- young leaves are edible raw.
- older leaves are best when boiled in 1-2 changes of water with pinch of baking soda.
- roots of first year plants can be cooked in a soup or stir-fry.
- roots can be mashed and fried as patties.
- roots can be dried for storage.
- roots can be roasted/ground as coffee substitute.
- roots are best when shredded/sliced and soaked in water for 5-10 minutes to reduce harshness.
- white pith of young flower stalks is edible raw.
- varieties in Nova Scotia are Great burdock (Arctium lappa), Common burdock (Arctium minus) and Woolly burdock (Arctium tomentosum).
- look for burdock on disturbed soil sites.
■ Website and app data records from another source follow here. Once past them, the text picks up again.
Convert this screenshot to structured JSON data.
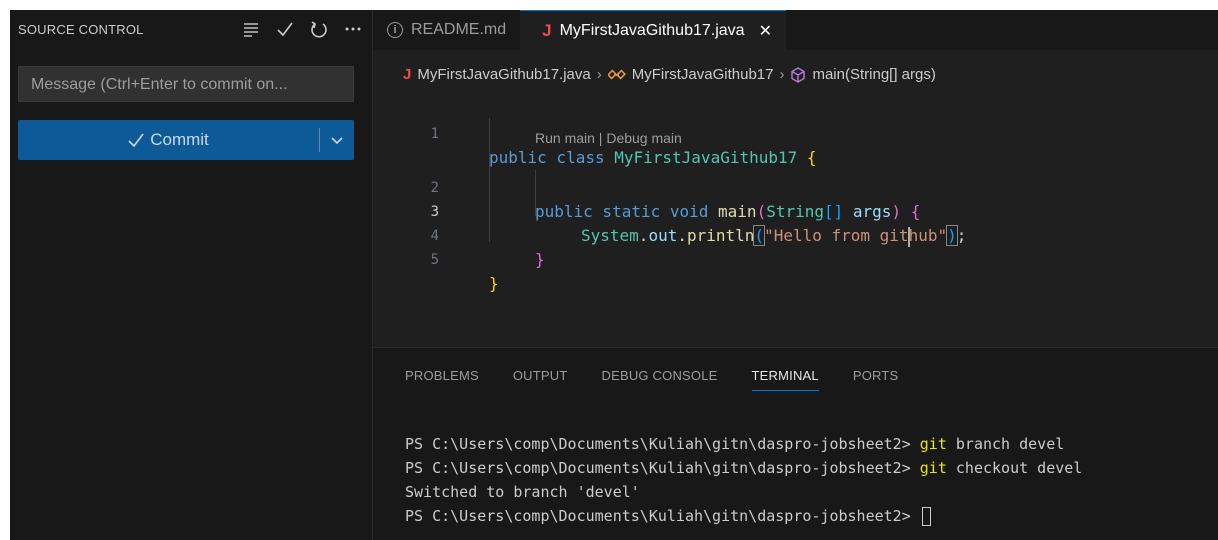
{
  "sidebar": {
    "title": "SOURCE CONTROL",
    "actions": [
      "list-icon",
      "check-icon",
      "refresh-icon",
      "more-icon"
    ],
    "message_placeholder": "Message (Ctrl+Enter to commit on...",
    "commit_label": "Commit"
  },
  "tabs": [
    {
      "label": "README.md",
      "icon": "info-icon",
      "active": false
    },
    {
      "label": "MyFirstJavaGithub17.java",
      "icon": "java-icon",
      "active": true
    }
  ],
  "breadcrumb": {
    "file": "MyFirstJavaGithub17.java",
    "class": "MyFirstJavaGithub17",
    "method": "main(String[] args)"
  },
  "code": {
    "line_numbers": [
      "1",
      "2",
      "3",
      "4",
      "5"
    ],
    "codelens": "Run main | Debug main",
    "class_name": "MyFirstJavaGithub17",
    "string_part1": "\"Hello from git",
    "string_part2": "hub\""
  },
  "panel": {
    "tabs": [
      "PROBLEMS",
      "OUTPUT",
      "DEBUG CONSOLE",
      "TERMINAL",
      "PORTS"
    ],
    "active_tab": "TERMINAL",
    "terminal": {
      "prompt": "PS C:\\Users\\comp\\Documents\\Kuliah\\gitn\\daspro-jobsheet2> ",
      "cmd1": "git",
      "args1": " branch devel",
      "cmd2": "git",
      "args2": " checkout devel",
      "output": "Switched to branch 'devel'"
    }
  },
  "colors": {
    "accent": "#0078d4",
    "commit_button": "#0e5a96",
    "java_icon": "#f14c4c"
  }
}
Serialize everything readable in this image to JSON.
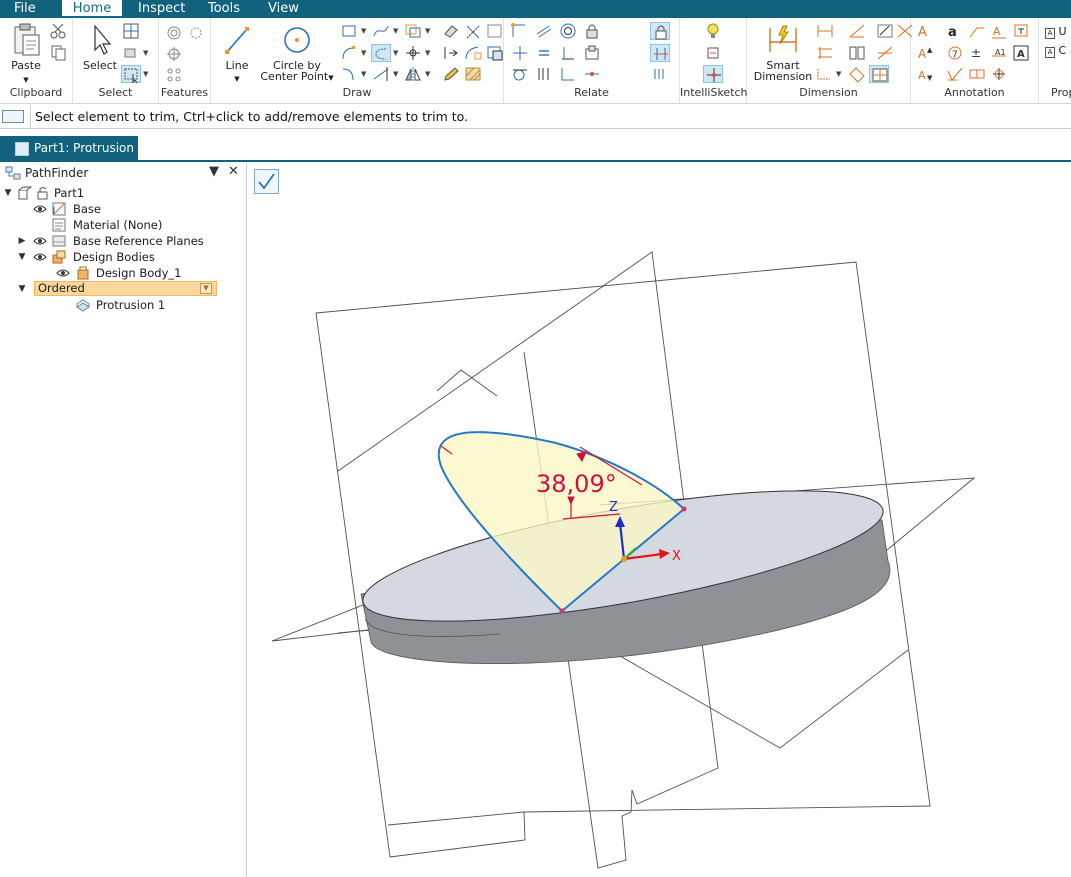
{
  "menu": {
    "tabs": [
      "File",
      "Home",
      "Inspect",
      "Tools",
      "View"
    ],
    "active": "Home"
  },
  "ribbon": {
    "clipboard": {
      "label": "Clipboard",
      "paste": "Paste"
    },
    "select": {
      "label": "Select",
      "select_btn": "Select"
    },
    "features": {
      "label": "Features"
    },
    "draw": {
      "label": "Draw",
      "line": "Line",
      "circle_line1": "Circle by",
      "circle_line2": "Center Point"
    },
    "relate": {
      "label": "Relate"
    },
    "intellisketch": {
      "label": "IntelliSketch"
    },
    "dimension": {
      "label": "Dimension",
      "smart_line1": "Smart",
      "smart_line2": "Dimension"
    },
    "annotation": {
      "label": "Annotation"
    },
    "properties": {
      "label": "Prop"
    },
    "cut_u": "U",
    "cut_c": "C"
  },
  "prompt": {
    "text": "Select element to trim, Ctrl+click to add/remove elements to trim to."
  },
  "document_tab": {
    "title": "Part1: Protrusion"
  },
  "pathfinder": {
    "title": "PathFinder",
    "part": "Part1",
    "base": "Base",
    "material": "Material (None)",
    "base_planes": "Base Reference Planes",
    "design_bodies": "Design Bodies",
    "design_body": "Design Body_1",
    "ordered": "Ordered",
    "protrusion": "Protrusion 1"
  },
  "viewport": {
    "dimension_value": "38,09°",
    "axis_z": "Z",
    "axis_x": "X"
  },
  "colors": {
    "accent": "#12627e",
    "ordered_bg": "#fbd79b",
    "profile": "#2379c8",
    "dimension": "#d0103a"
  }
}
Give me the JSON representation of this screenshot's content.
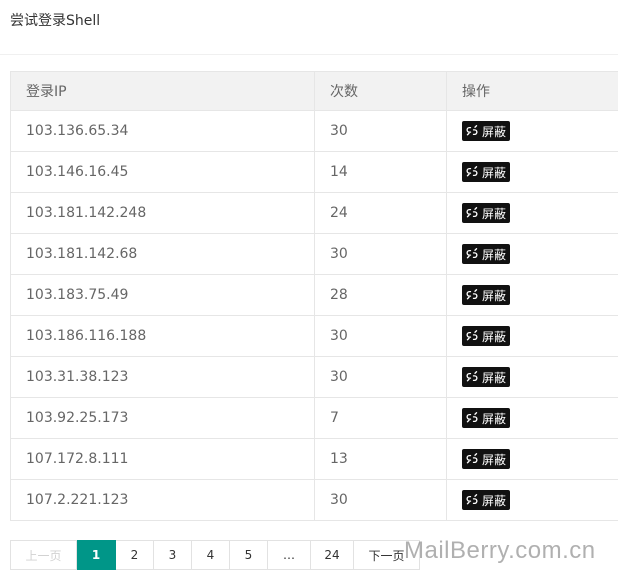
{
  "page": {
    "title": "尝试登录Shell"
  },
  "table": {
    "headers": [
      "登录IP",
      "次数",
      "操作"
    ],
    "rows": [
      {
        "ip": "103.136.65.34",
        "count": "30",
        "action": "屏蔽"
      },
      {
        "ip": "103.146.16.45",
        "count": "14",
        "action": "屏蔽"
      },
      {
        "ip": "103.181.142.248",
        "count": "24",
        "action": "屏蔽"
      },
      {
        "ip": "103.181.142.68",
        "count": "30",
        "action": "屏蔽"
      },
      {
        "ip": "103.183.75.49",
        "count": "28",
        "action": "屏蔽"
      },
      {
        "ip": "103.186.116.188",
        "count": "30",
        "action": "屏蔽"
      },
      {
        "ip": "103.31.38.123",
        "count": "30",
        "action": "屏蔽"
      },
      {
        "ip": "103.92.25.173",
        "count": "7",
        "action": "屏蔽"
      },
      {
        "ip": "107.172.8.111",
        "count": "13",
        "action": "屏蔽"
      },
      {
        "ip": "107.2.221.123",
        "count": "30",
        "action": "屏蔽"
      }
    ],
    "action_icon": "unlink-icon"
  },
  "pagination": {
    "prev_label": "上一页",
    "pages": [
      "1",
      "2",
      "3",
      "4",
      "5",
      "…",
      "24"
    ],
    "current": "1",
    "next_label": "下一页"
  },
  "watermark": "MailBerry.com.cn",
  "colors": {
    "accent": "#009688",
    "button_bg": "#111111",
    "header_bg": "#f2f2f2"
  }
}
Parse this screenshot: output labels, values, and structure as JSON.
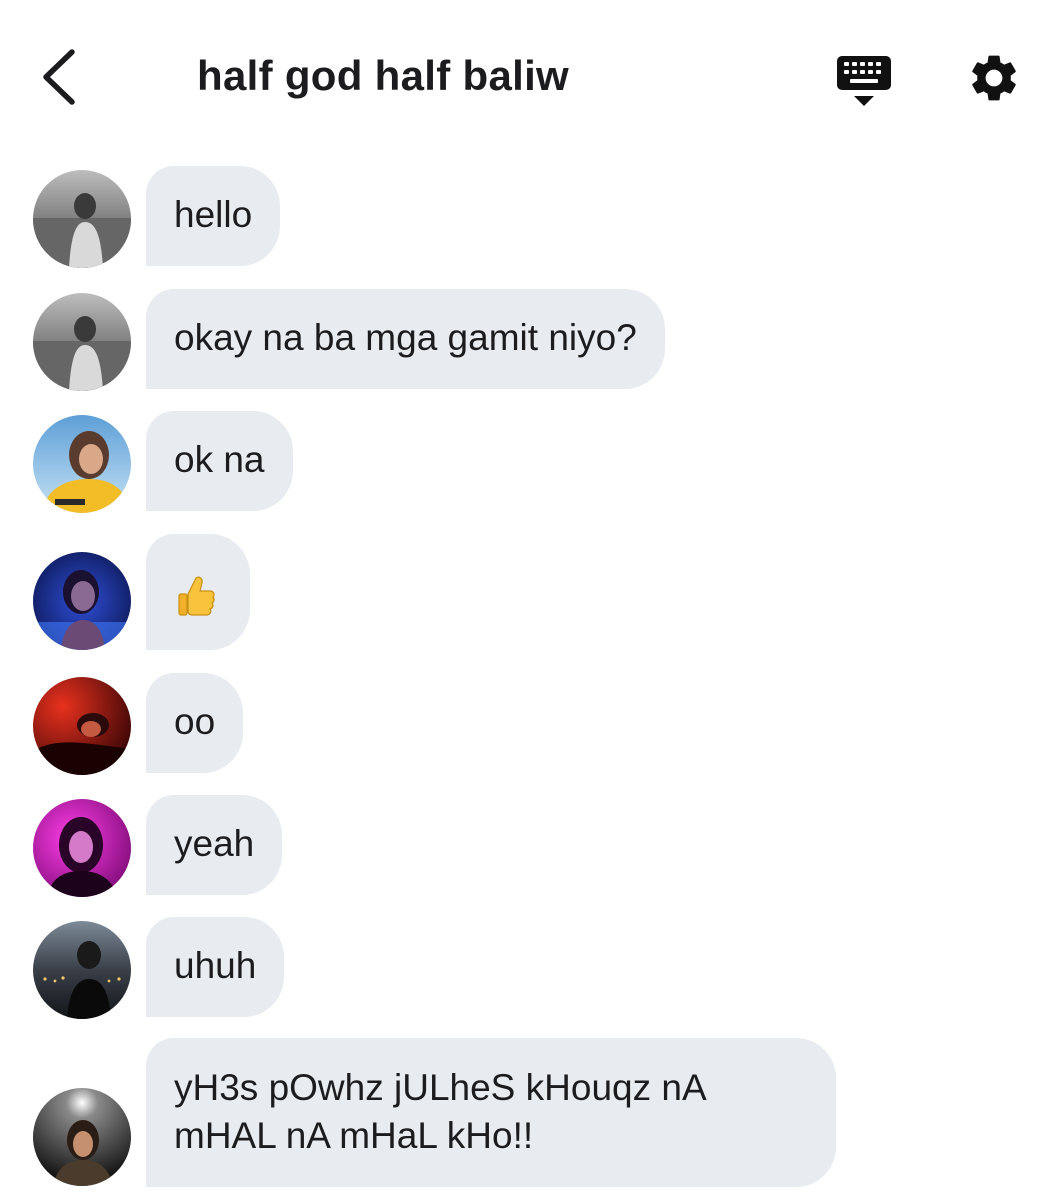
{
  "header": {
    "title": "half god half baliw",
    "back_icon": "chevron-left-icon",
    "keyboard_icon": "keyboard-icon",
    "settings_icon": "gear-icon"
  },
  "messages": [
    {
      "text": "hello",
      "avatar": "avatar-grayscale-field"
    },
    {
      "text": "okay na ba mga gamit niyo?",
      "avatar": "avatar-grayscale-field"
    },
    {
      "text": "ok na",
      "avatar": "avatar-yellow-shirt-sky"
    },
    {
      "text": "",
      "emoji": "thumbs-up-emoji",
      "avatar": "avatar-blue-pool"
    },
    {
      "text": "oo",
      "avatar": "avatar-red-light"
    },
    {
      "text": "yeah",
      "avatar": "avatar-pink-magenta"
    },
    {
      "text": "uhuh",
      "avatar": "avatar-night-city"
    },
    {
      "lines": [
        "yH3s pOwhz jULheS kHouqz nA",
        "mHAL nA mHaL kHo!!"
      ],
      "avatar": "avatar-dark-spotlight"
    }
  ],
  "colors": {
    "bubble_background": "#e8ecf0",
    "text": "#1c1c1e",
    "page_background": "#ffffff"
  }
}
- do not confuse with Cocklebur (Xanthium strumarium), who's leaves are poisonous if not thoroughly cooked. Cocklbur has rough rather than velvety leaves and has more solid burs.